Eventually, after a couple years in the tattoo industry, my entire bread and butter was based on fixing bad tattoos. I never got to do very many actual Japanese pieces. That realization coupled with several other factors led me to take a break and go back to school. That break would, unfortunately, end up being permanent. I would not go back to tattooing. I would end up pursuing a doctorate in an area I was almost equally passionate about, linguistics.
It seems like a bit of a roller coaster career path. However, to me, it makes perfect sense. Everything flows together eventually. As I finished my Ph.D., I found that the art foundation from my undergraduate degree coupled well with my masters in ESL. I found myself dealing with creating ESL curriculum for art schools. Everything was connected and flowed together well.
As I have begun moving back towards a creative path, I began painting again. This is where the real challenge started. I have all this tattoo imagery in my head. I have all this Japanese imagery that yields specific symbolic images in my head. These are great fuel rods to thrust into your creative forge. However, I also still had this line-based tattoo drawing style ingrained in me. I couldn’t break it.

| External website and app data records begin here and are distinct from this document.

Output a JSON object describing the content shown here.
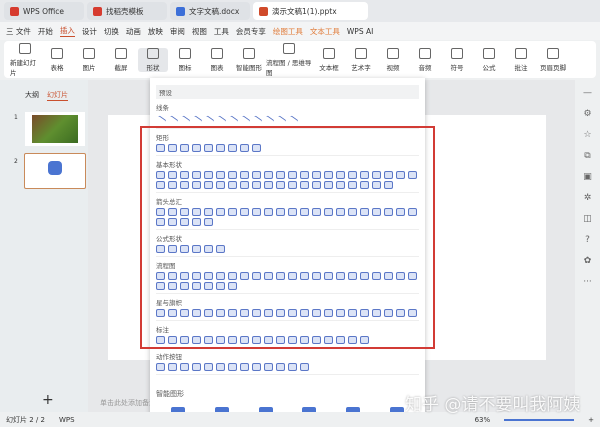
{
  "tabs": [
    {
      "label": "WPS Office",
      "color": "#d63b2f"
    },
    {
      "label": "找稻壳模板",
      "color": "#d63b2f"
    },
    {
      "label": "文字文稿.docx",
      "color": "#3c6fd8"
    },
    {
      "label": "演示文稿1(1).pptx",
      "color": "#d04a2a"
    }
  ],
  "menu": [
    "三 文件",
    "开始",
    "插入",
    "设计",
    "切换",
    "动画",
    "放映",
    "审阅",
    "视图",
    "工具",
    "会员专享",
    "绘图工具",
    "文本工具",
    "WPS AI"
  ],
  "ribbon": [
    "新建幻灯片",
    "表格",
    "图片",
    "截屏",
    "形状",
    "图标",
    "图表",
    "智能图形",
    "流程图 / 思维导图",
    "文本框",
    "艺术字",
    "视频",
    "音频",
    "符号",
    "公式",
    "批注",
    "页眉页脚"
  ],
  "left_panel": {
    "tabs": [
      "大纲",
      "幻灯片"
    ],
    "slide_numbers": [
      "1",
      "2"
    ]
  },
  "dropdown": {
    "sections": [
      {
        "title": "预设",
        "count": 0
      },
      {
        "title": "线条",
        "count": 12,
        "line": true
      },
      {
        "title": "矩形",
        "count": 9
      },
      {
        "title": "基本形状",
        "count": 42
      },
      {
        "title": "箭头总汇",
        "count": 27
      },
      {
        "title": "公式形状",
        "count": 6
      },
      {
        "title": "流程图",
        "count": 29
      },
      {
        "title": "星与旗帜",
        "count": 22
      },
      {
        "title": "标注",
        "count": 18
      },
      {
        "title": "动作按钮",
        "count": 13
      }
    ],
    "smart_title": "智能图形"
  },
  "notes_placeholder": "单击此处添加备注",
  "status": {
    "slide": "幻灯片 2 / 2",
    "app": "WPS",
    "zoom": "63%"
  },
  "watermark": "知乎 @请不要叫我阿姨"
}
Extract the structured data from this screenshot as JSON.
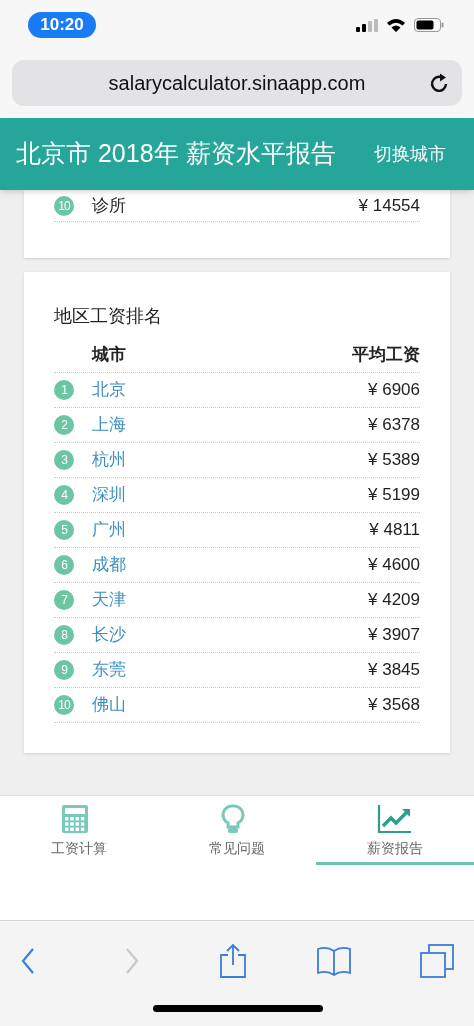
{
  "status_bar": {
    "time": "10:20"
  },
  "browser": {
    "url": "salarycalculator.sinaapp.com"
  },
  "header": {
    "title": "北京市 2018年 薪资水平报告",
    "action": "切换城市"
  },
  "previous_card": {
    "rows": [
      {
        "rank": "10",
        "name": "诊所",
        "salary": "¥ 14554"
      }
    ]
  },
  "ranking_card": {
    "title": "地区工资排名",
    "columns": [
      "城市",
      "平均工资"
    ],
    "rows": [
      {
        "rank": "1",
        "city": "北京",
        "salary": "¥ 6906"
      },
      {
        "rank": "2",
        "city": "上海",
        "salary": "¥ 6378"
      },
      {
        "rank": "3",
        "city": "杭州",
        "salary": "¥ 5389"
      },
      {
        "rank": "4",
        "city": "深圳",
        "salary": "¥ 5199"
      },
      {
        "rank": "5",
        "city": "广州",
        "salary": "¥ 4811"
      },
      {
        "rank": "6",
        "city": "成都",
        "salary": "¥ 4600"
      },
      {
        "rank": "7",
        "city": "天津",
        "salary": "¥ 4209"
      },
      {
        "rank": "8",
        "city": "长沙",
        "salary": "¥ 3907"
      },
      {
        "rank": "9",
        "city": "东莞",
        "salary": "¥ 3845"
      },
      {
        "rank": "10",
        "city": "佛山",
        "salary": "¥ 3568"
      }
    ]
  },
  "tabs": [
    {
      "label": "工资计算",
      "kind": "calculator",
      "selected": false
    },
    {
      "label": "常见问题",
      "kind": "bulb",
      "selected": false
    },
    {
      "label": "薪资报告",
      "kind": "chart",
      "selected": true
    }
  ],
  "browser_toolbar": {
    "back": {
      "disabled": false
    },
    "forward": {
      "disabled": true
    }
  }
}
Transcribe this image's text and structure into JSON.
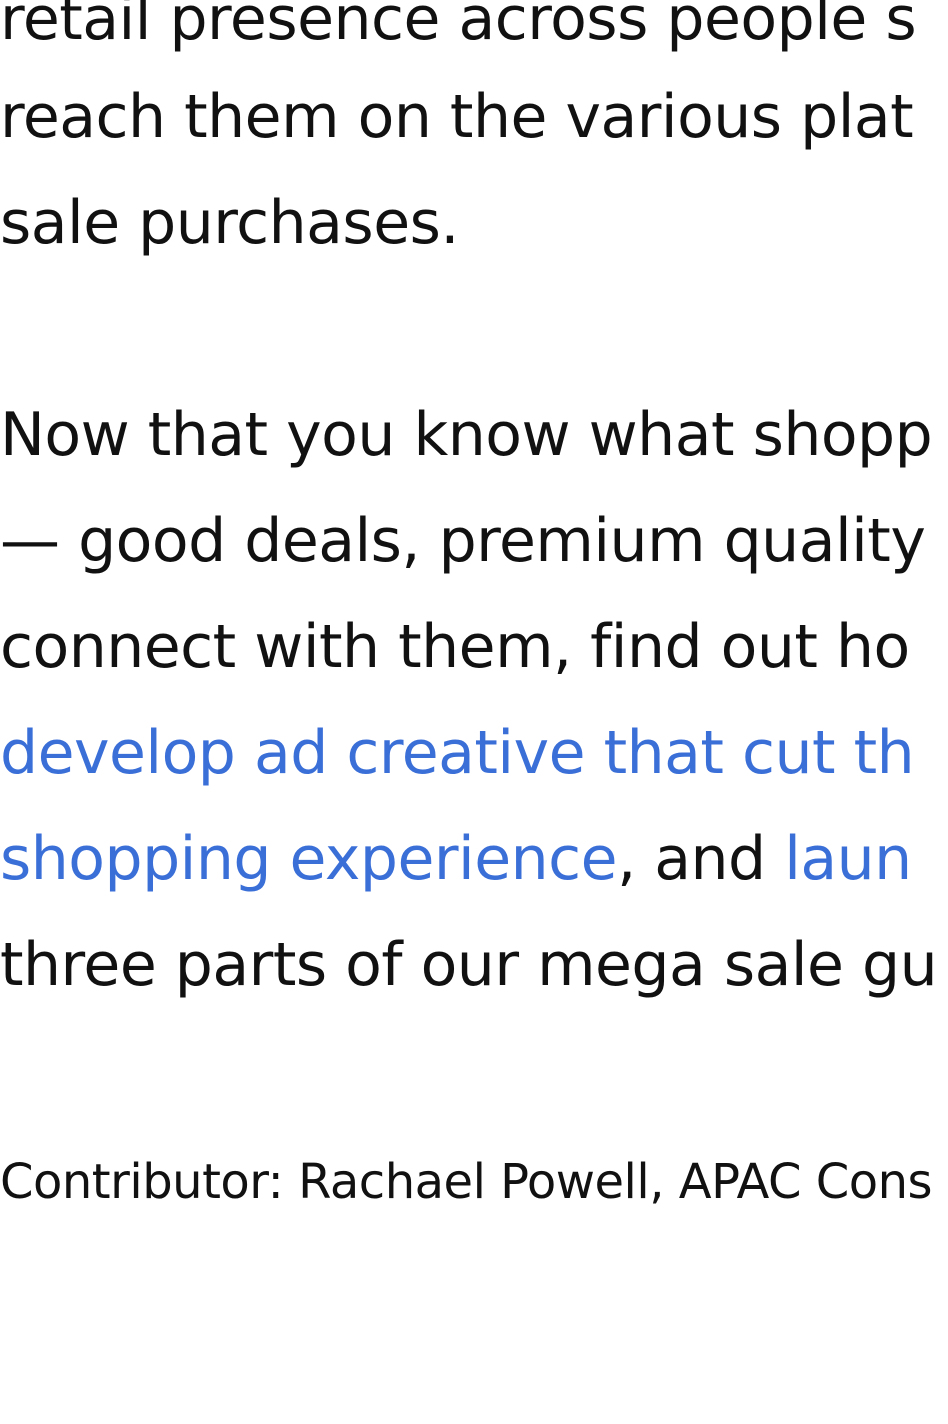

It wasn’t a matter of unlearning. I still find clean lines to be valuable. I don’t want to lose that. But I had to push past that to break free and be able to move with fewer boundaries. That is where the expressionism came in. I went back to my beloved books of Willem De Kooning. I wanted to stop being clean and get messy. I wanted expressive lines. So I began doing tattoo images in an expressive manner.
This was working fine until I spent one afternoon smoking a cigar and writing a list of symbolic imagery on my wall. I used a lot of Japanese images already. My sketchbooks from Japan are full of them. I had especially become fond of using Japanese cloud patterns, wave patterns, and fire as backgrounds to paintings. I became more detached in how I approached them. Then the fun element kicked in. I began streamlining the patterns into a more uniform pattern based on what is commonly known as the Golden Mean. The expressionist lines were masking the totally mathematical uniformity of my backgrounds. It masked them so well that only one friend was able to recognize and comment on the Fibonacci Patterns in my paintings. I’m still proud of her.
Then I began to organize my more overt symbols. Dragonflies or “tombo” were a lighthearted foil against the darker Japanese centipedes or “mukadai”. Other elements began to seep in with origins ranging from tattoo images to medieval alchemy transmutation circles. All of which flows together into what I like to call Esoteric Expressionism.
Note: I’ll be discussing each of these symbolic elements in future posts.